The Intoxilyzer 5000
The following excerpt about breath testing is taken from a portion of Chapter 5 from The Georgia DUI Defense Trial Practice Manual, © 1996 William C. Head. The reader should understand that the material provided is in no way comprehensive, but outlines certain legal attacks on breath testing. Historically, many breath tests (and some refusals) have been excluded prior to trial on other grounds other than the ones mentioned in the excerpt.
5.1.2. The Intoxilyzer
The manufacturer of the "Intoxilyzer"
line of breath screening and evidential devices is CMI, a Kentucky corporation
based in Owensboro, Kentucky. The breath testing device was originally
developed by Richard A. Harte of Omicron Systems Corporation of Palo Alto,
CA, and was originally called the "Omicron Intoxilyzer."
Varying models of the "Intoxilyzer"
are in use by more than 35 states, and nearly 30 states have it as their
sole breath testing device. It is the most widely used breath testing
device in America, although there are numerous versions or models in use:
Models 4011, 4011A, 4011AS, 4011AS-A, and the 5000. There are various
"series" of the 5000, including the 568G, used by Oregon, the
564, used by Alabama, the 568 series used by Florida and the series 768GA
used by Georgia.
The machine formerly used by
Georgia was the Intoximeter 3000, Model B-2A. The Intoximeter 3000 is
no longer being manufactured by Intoximeters, Inc. The company is now
marketing a new machine called the Intoximeter EC-IR.
The Intoximeter 3000 was the
first infrared machine with computer capabilities.

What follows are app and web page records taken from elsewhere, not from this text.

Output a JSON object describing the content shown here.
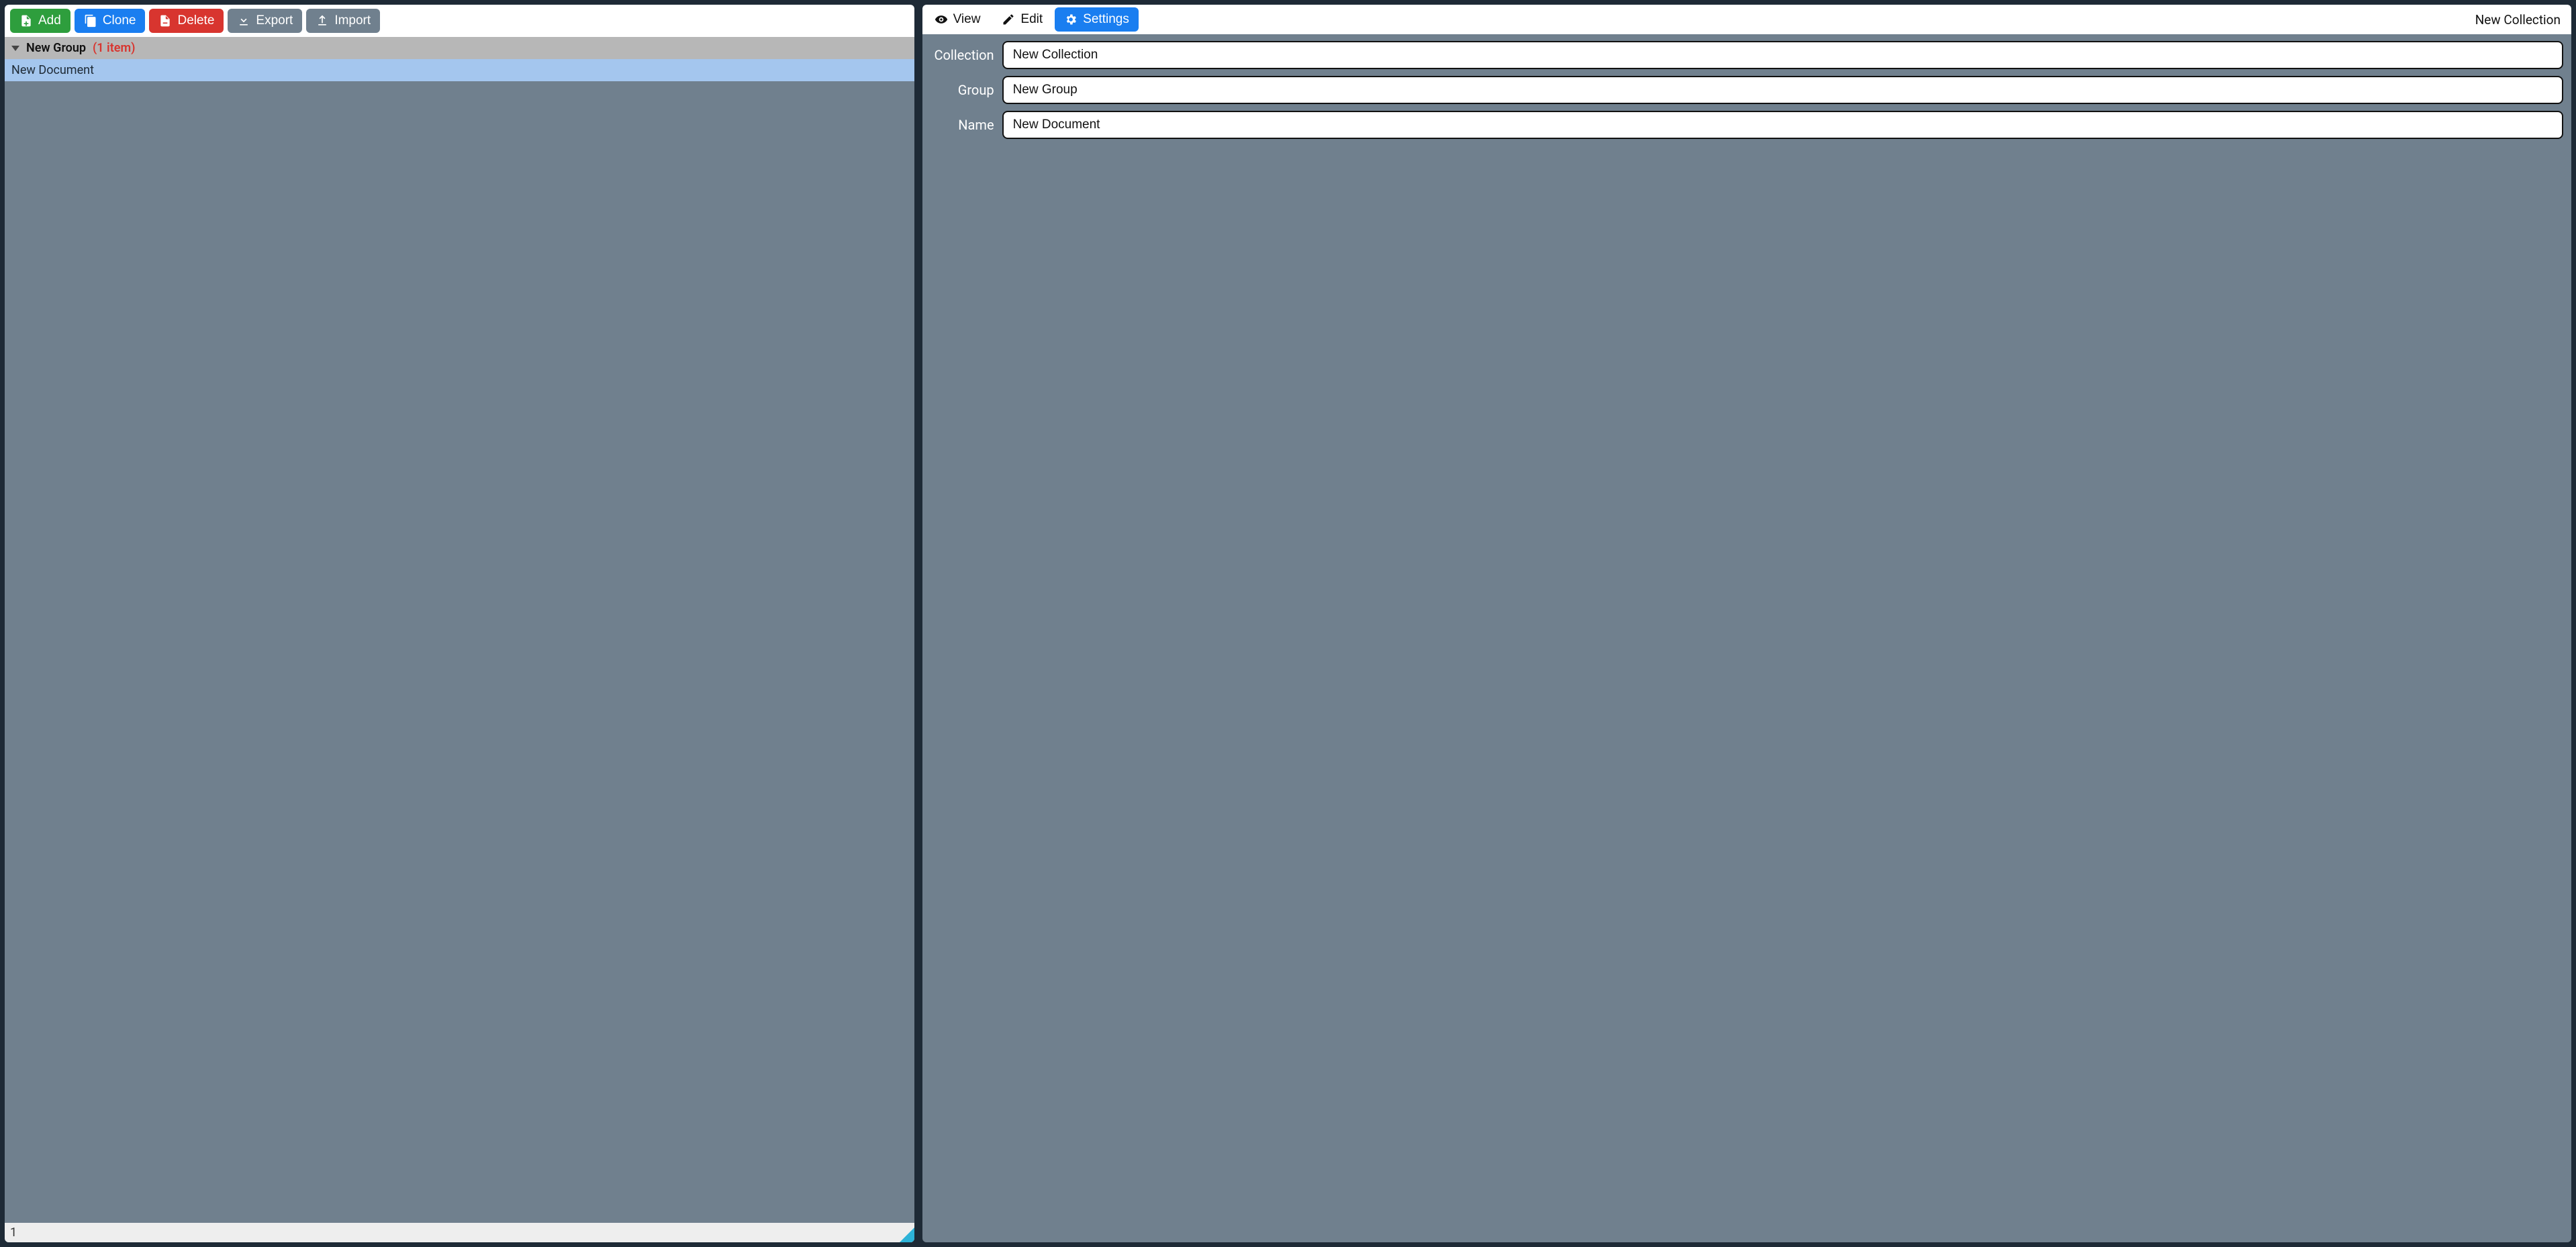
{
  "toolbar": {
    "add": "Add",
    "clone": "Clone",
    "delete": "Delete",
    "export": "Export",
    "import": "Import"
  },
  "sidebar": {
    "group_name": "New Group",
    "group_count": "(1 item)",
    "items": [
      {
        "label": "New Document"
      }
    ],
    "footer_count": "1"
  },
  "tabs": {
    "view": "View",
    "edit": "Edit",
    "settings": "Settings",
    "title": "New Collection"
  },
  "form": {
    "collection_label": "Collection",
    "collection_value": "New Collection",
    "group_label": "Group",
    "group_value": "New Group",
    "name_label": "Name",
    "name_value": "New Document"
  }
}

However, after the
GBI removed or disengaged the Taguchi cells in the machine in 1984 [See
Lattarulo v. State, 261 Ga. 124, 401 S.E.2d 516 (1991)], the 3000 (as
used in Georgia) had lost its capability to distinguish between alcohol
and other volatile chemicals having similar infrared "fingerprints."
Without the Taguchi cell, the instrument was simply a single wavelength
infrared tester, which was totally NON-SPECIFIC for ethanol
( alcohol ). Hence, it was used to convict many persons who had unknown
concentrations of alcohol on their breath, but which could very well have
been "mixed" with toluene, acetone, benzene, methyl ethyl ketone
or an array of other "like" substances. See Oxley v. State,
210 Ga. App. 296, 435 S.E.2d 705 (1993).
Earlier models of the 5000
had a three filter design which identified only acetone, other than detecting
ethanol. The acetaldehyde detector was offered as an option by CMI using
the three filter design. Other chemicals could not reliably be detected
or reported. The three-filter machine was similar to an Intoximeter 3000
with a working Taguchi cell, except that the Intoxilyzer 5000 checked
for the presence of ethyl alcohol at two wavelengths. The request for
a more "sophisticated" machine led to development by CMI of
the machine (the Intoxilyzer 5000, Series 768GA) purchased by Georgia
and other states. This machine has five filters which center on 3.80,
3.40, 3.47, 3.52 and 3.36 microns of the infrared spectrum. These are
designed to detect ethyl alcohol (2 bands), acetone, acetaldehyde and